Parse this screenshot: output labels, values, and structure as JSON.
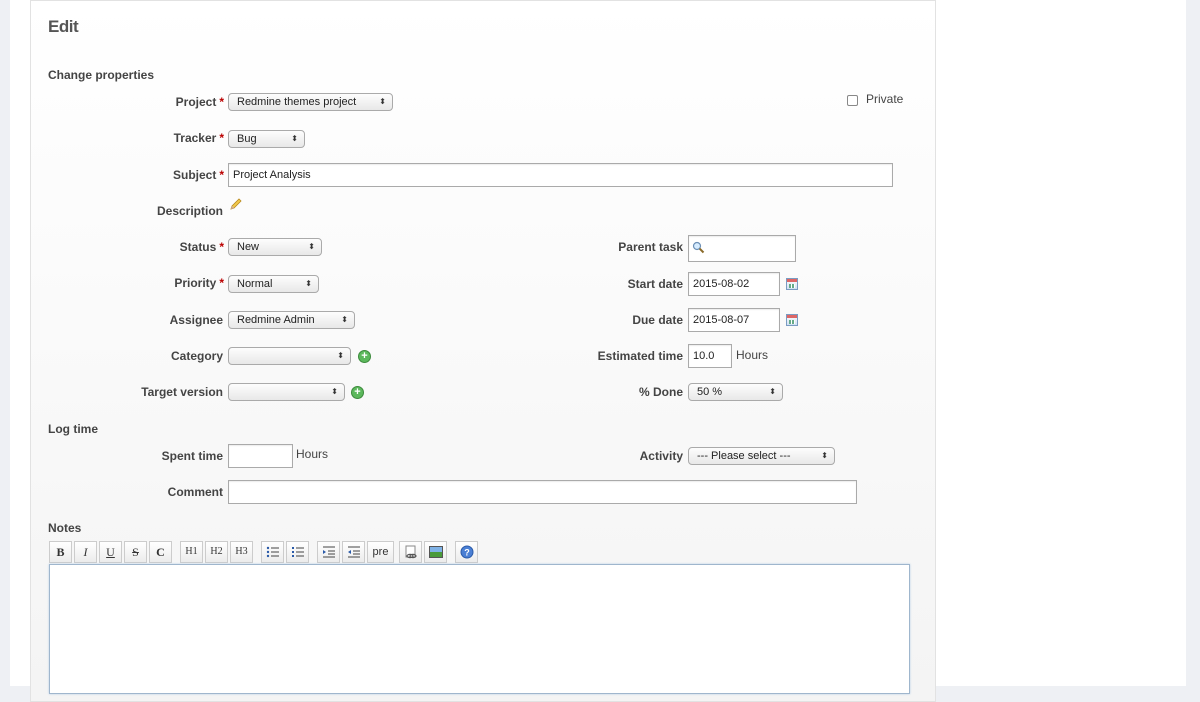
{
  "heading": "Edit",
  "sections": {
    "change_properties": "Change properties",
    "log_time": "Log time",
    "notes": "Notes"
  },
  "required_mark": "*",
  "fields": {
    "project": {
      "label": "Project",
      "value": "Redmine themes project"
    },
    "private": {
      "label": "Private",
      "checked": false
    },
    "tracker": {
      "label": "Tracker",
      "value": "Bug"
    },
    "subject": {
      "label": "Subject",
      "value": "Project Analysis"
    },
    "description": {
      "label": "Description"
    },
    "status": {
      "label": "Status",
      "value": "New"
    },
    "priority": {
      "label": "Priority",
      "value": "Normal"
    },
    "assignee": {
      "label": "Assignee",
      "value": "Redmine Admin"
    },
    "category": {
      "label": "Category",
      "value": ""
    },
    "target_version": {
      "label": "Target version",
      "value": ""
    },
    "parent_task": {
      "label": "Parent task",
      "value": ""
    },
    "start_date": {
      "label": "Start date",
      "value": "2015-08-02"
    },
    "due_date": {
      "label": "Due date",
      "value": "2015-08-07"
    },
    "estimated_time": {
      "label": "Estimated time",
      "value": "10.0",
      "unit": "Hours"
    },
    "done_ratio": {
      "label": "% Done",
      "value": "50 %"
    },
    "spent_time": {
      "label": "Spent time",
      "value": "",
      "unit": "Hours"
    },
    "activity": {
      "label": "Activity",
      "value": "--- Please select ---"
    },
    "comment": {
      "label": "Comment",
      "value": ""
    }
  },
  "toolbar": {
    "bold": "B",
    "italic": "I",
    "underline": "U",
    "strike": "S",
    "code": "C",
    "h1": "H1",
    "h2": "H2",
    "h3": "H3",
    "pre": "pre"
  },
  "icons": {
    "edit_description": "pencil-icon",
    "search": "magnifier-icon",
    "calendar": "calendar-icon",
    "add": "plus-icon",
    "help": "help-icon"
  },
  "colors": {
    "required": "#bb0000",
    "add_button": "#5cb85c",
    "textarea_focus": "#9fb6cd"
  }
}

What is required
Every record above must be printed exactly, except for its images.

Response area
Parse this screenshot: output labels, values, and structure as JSON.
{
  "heading": "Edit",
  "sections": {
    "change_properties": "Change properties",
    "log_time": "Log time",
    "notes": "Notes"
  },
  "required_mark": "*",
  "fields": {
    "project": {
      "label": "Project",
      "value": "Redmine themes project"
    },
    "private": {
      "label": "Private",
      "checked": false
    },
    "tracker": {
      "label": "Tracker",
      "value": "Bug"
    },
    "subject": {
      "label": "Subject",
      "value": "Project Analysis"
    },
    "description": {
      "label": "Description"
    },
    "status": {
      "label": "Status",
      "value": "New"
    },
    "priority": {
      "label": "Priority",
      "value": "Normal"
    },
    "assignee": {
      "label": "Assignee",
      "value": "Redmine Admin"
    },
    "category": {
      "label": "Category",
      "value": ""
    },
    "target_version": {
      "label": "Target version",
      "value": ""
    },
    "parent_task": {
      "label": "Parent task",
      "value": ""
    },
    "start_date": {
      "label": "Start date",
      "value": "2015-08-02"
    },
    "due_date": {
      "label": "Due date",
      "value": "2015-08-07"
    },
    "estimated_time": {
      "label": "Estimated time",
      "value": "10.0",
      "unit": "Hours"
    },
    "done_ratio": {
      "label": "% Done",
      "value": "50 %"
    },
    "spent_time": {
      "label": "Spent time",
      "value": "",
      "unit": "Hours"
    },
    "activity": {
      "label": "Activity",
      "value": "--- Please select ---"
    },
    "comment": {
      "label": "Comment",
      "value": ""
    }
  },
  "toolbar": {
    "bold": "B",
    "italic": "I",
    "underline": "U",
    "strike": "S",
    "code": "C",
    "h1": "H1",
    "h2": "H2",
    "h3": "H3",
    "pre": "pre"
  },
  "icons": {
    "edit_description": "pencil-icon",
    "search": "magnifier-icon",
    "calendar": "calendar-icon",
    "add": "plus-icon",
    "help": "help-icon"
  },
  "colors": {
    "required": "#bb0000",
    "add_button": "#5cb85c",
    "textarea_focus": "#9fb6cd"
  }
}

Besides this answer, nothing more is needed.